  • Cognitive processing therapy (CPT), a type of CBT developed specifically for those experiencing PTSD. Research suggests that CPT may be effective in helping adults who are survivors of childhood sexual abuse, in particular.
  • Eye movement desensitization and reprocessing (EMDR), used to help individuals manage the distress they feel due to past trauma. It involves focusing on eye movement while individuals talk about traumatic experiences to change how they view their trauma.
  • Narrative exposure therapy (NET), which involves an individual telling their life story with the help of a therapist. This approach can help them develop a complete narrative of their trauma, which may give them a feeling of greater control.

Seeking help in overcoming childhood trauma

A couple are sitting on a couch across from a therapist; they are looking at her and smiling.
iStock
Wondering how to manage the impacts of childhood trauma?
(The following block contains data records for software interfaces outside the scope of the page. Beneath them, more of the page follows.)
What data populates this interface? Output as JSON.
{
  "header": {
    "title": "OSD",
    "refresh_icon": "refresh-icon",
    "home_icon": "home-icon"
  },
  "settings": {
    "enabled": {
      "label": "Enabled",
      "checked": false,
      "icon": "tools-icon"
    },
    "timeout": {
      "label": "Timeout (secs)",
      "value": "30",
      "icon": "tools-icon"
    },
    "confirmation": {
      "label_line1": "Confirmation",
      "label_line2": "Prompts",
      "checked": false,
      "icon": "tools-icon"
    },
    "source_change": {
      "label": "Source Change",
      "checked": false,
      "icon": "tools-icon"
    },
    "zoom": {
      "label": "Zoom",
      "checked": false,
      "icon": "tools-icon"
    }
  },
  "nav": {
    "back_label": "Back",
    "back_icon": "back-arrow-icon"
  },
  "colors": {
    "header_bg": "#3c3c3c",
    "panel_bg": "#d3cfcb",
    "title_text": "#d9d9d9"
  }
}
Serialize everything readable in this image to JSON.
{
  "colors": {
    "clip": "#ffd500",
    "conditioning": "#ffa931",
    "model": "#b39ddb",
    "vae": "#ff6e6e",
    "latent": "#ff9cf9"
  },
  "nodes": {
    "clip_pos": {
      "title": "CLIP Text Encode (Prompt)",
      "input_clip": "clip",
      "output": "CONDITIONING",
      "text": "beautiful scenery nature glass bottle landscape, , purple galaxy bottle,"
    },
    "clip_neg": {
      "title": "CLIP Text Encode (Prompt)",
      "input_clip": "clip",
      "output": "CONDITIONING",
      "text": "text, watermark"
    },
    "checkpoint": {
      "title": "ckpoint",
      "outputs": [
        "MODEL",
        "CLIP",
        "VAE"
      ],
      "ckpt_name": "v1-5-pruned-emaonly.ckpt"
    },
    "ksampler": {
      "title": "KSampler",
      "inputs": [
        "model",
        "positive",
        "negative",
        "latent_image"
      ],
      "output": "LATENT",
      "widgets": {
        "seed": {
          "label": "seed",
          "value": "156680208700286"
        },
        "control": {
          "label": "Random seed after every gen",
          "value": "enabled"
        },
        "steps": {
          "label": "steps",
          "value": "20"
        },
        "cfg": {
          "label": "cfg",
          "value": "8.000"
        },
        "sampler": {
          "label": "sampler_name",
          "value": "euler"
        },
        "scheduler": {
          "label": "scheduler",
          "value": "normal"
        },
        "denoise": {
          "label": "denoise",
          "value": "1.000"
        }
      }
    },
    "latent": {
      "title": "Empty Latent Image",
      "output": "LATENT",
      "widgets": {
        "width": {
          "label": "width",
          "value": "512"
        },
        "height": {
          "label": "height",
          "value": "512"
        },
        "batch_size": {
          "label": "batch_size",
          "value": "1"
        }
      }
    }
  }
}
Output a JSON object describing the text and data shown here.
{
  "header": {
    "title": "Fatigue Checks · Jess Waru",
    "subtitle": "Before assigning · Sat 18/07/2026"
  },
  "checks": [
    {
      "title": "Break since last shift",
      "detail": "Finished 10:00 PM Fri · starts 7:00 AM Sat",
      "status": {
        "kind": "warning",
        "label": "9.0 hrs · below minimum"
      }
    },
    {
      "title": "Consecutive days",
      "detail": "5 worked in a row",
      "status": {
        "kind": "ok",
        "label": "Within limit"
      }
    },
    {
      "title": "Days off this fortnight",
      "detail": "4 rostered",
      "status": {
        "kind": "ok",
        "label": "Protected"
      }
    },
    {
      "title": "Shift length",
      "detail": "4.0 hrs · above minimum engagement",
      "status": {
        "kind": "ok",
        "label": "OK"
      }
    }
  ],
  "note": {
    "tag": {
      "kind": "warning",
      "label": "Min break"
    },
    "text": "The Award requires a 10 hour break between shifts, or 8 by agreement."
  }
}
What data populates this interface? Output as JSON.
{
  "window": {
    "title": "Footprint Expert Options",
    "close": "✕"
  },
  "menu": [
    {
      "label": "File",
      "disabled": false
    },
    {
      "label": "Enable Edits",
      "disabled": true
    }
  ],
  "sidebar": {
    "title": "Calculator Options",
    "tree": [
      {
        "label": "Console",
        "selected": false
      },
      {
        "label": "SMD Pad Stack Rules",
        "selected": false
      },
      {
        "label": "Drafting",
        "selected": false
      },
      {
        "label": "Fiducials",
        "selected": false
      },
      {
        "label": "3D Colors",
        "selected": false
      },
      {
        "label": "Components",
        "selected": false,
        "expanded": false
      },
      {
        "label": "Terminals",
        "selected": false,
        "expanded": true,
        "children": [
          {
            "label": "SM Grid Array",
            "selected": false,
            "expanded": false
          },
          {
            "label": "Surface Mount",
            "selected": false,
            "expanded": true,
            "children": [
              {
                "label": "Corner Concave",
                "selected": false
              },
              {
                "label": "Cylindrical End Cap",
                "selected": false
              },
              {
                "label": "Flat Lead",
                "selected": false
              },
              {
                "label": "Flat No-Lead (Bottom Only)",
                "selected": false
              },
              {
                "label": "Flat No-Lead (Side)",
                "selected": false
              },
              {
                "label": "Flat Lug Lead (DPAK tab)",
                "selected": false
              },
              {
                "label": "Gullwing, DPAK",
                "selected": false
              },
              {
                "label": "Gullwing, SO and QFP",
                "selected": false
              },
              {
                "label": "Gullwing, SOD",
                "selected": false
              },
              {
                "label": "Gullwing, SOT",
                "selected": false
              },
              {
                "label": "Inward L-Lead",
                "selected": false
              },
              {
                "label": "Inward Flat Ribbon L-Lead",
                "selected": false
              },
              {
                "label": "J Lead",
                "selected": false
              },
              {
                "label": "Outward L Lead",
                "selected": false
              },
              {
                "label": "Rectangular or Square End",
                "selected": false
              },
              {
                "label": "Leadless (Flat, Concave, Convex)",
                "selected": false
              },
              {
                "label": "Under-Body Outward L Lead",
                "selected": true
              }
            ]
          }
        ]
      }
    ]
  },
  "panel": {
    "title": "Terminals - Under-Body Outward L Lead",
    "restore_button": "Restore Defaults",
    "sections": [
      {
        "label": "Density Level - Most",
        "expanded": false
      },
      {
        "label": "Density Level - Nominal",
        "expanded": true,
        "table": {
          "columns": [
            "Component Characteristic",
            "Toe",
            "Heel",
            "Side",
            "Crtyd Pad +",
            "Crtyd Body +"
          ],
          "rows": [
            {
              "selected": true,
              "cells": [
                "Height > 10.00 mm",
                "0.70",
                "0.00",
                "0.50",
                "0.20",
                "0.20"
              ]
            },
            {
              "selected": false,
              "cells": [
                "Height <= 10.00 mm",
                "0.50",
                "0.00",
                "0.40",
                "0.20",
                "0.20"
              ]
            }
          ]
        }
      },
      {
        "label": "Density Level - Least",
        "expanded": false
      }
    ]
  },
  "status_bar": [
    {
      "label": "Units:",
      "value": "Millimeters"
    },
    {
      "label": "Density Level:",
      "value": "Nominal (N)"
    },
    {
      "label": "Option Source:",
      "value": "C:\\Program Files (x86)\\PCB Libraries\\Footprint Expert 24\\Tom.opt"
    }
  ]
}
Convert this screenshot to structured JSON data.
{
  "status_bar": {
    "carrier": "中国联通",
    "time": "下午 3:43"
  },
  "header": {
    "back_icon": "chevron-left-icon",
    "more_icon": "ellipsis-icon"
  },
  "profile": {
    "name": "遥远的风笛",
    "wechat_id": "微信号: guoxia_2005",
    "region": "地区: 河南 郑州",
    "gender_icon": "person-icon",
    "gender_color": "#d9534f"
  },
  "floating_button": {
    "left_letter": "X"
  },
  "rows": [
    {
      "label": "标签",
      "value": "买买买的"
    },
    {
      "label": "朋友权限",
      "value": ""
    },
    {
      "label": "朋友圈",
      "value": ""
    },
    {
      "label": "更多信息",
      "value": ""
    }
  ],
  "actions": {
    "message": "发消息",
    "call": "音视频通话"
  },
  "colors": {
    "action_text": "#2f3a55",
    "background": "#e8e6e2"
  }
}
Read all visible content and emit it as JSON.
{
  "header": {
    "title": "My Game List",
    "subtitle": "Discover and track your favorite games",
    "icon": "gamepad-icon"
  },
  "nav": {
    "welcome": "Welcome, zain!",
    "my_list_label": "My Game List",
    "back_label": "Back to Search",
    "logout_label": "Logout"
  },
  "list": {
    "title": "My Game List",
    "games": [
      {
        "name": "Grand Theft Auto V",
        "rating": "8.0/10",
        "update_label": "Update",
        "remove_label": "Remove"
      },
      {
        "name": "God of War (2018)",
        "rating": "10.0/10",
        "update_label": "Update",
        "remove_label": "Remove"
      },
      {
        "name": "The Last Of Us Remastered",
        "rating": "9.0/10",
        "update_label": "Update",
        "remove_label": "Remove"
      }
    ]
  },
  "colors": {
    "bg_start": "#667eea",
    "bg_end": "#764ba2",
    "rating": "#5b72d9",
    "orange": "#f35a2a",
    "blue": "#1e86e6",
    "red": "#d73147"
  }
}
Each person’s situation is different, and a therapist can find a method of support or treatment that works best for you. Seeking in-person therapy with a qualified professional is one option. You can find available providers through an online search. However, if you don’t like the idea of going to a therapist’s office to discuss traumatic events, you might try online therapy, which research has demonstrated to be just as effective as in-office therapy. 

With an online therapy platform like BetterHelp, you can connect with a mental health professional who can help you process trauma from your past. You’ll be matched with a licensed, qualified therapist based on your answers to a questionnaire, and you’ll be able to connect with them via phone or video chat. You can also contact your therapist in between sessions via in-app messaging if you have any questions or concerns.

Below are some reviews of BetterHelp counselors from individuals in similar situations.

Counselor reviews

“Leann is amazing. She takes her time in first laying down some ground rules and expectations. She is very easy to speak with and I feel she is listening to everything I say. Our messages can get very lengthy, but she doesn’t miss a detail. She makes me feel like she’s an old friend. She makes me feel like she cares. I appreciate that.”

“I’ve been holding in a lot of trauma that trails back to my childhood. I was matched to Miranda and she has just been wonderful. She seems to genuinely care about me and would chat with me in between scheduled sessions just to make sure I’m ok. I haven’t had someone that I can be completely open with and it is so refreshing to not have to hide my past or present traumas. I think only Miranda knows the real me. It’s also nice to know that someone randomly thinks of you and messages you to let you know that they’re thinking of you.”

Takeaway

If you experienced trauma as a child, you don’t have to face it alone. With BetterHelp, you can be matched with a therapist with experience helping people navigate the effects of traumatic childhood experiences. You can participate in therapy on your terms from the comfort of your home or anywhere you have an internet connection. Take the first step toward healing from childhood trauma and contact BetterHelp today.
Learn to heal from the impacts of trauma
The information on this page is not intended to be a substitution for diagnosis, treatment, or informed professional advice. You should not take any action or avoid taking any action without consulting with a qualified mental health professional. For more information, please read our terms of use.
Get the support you need from one of our therapistsGet started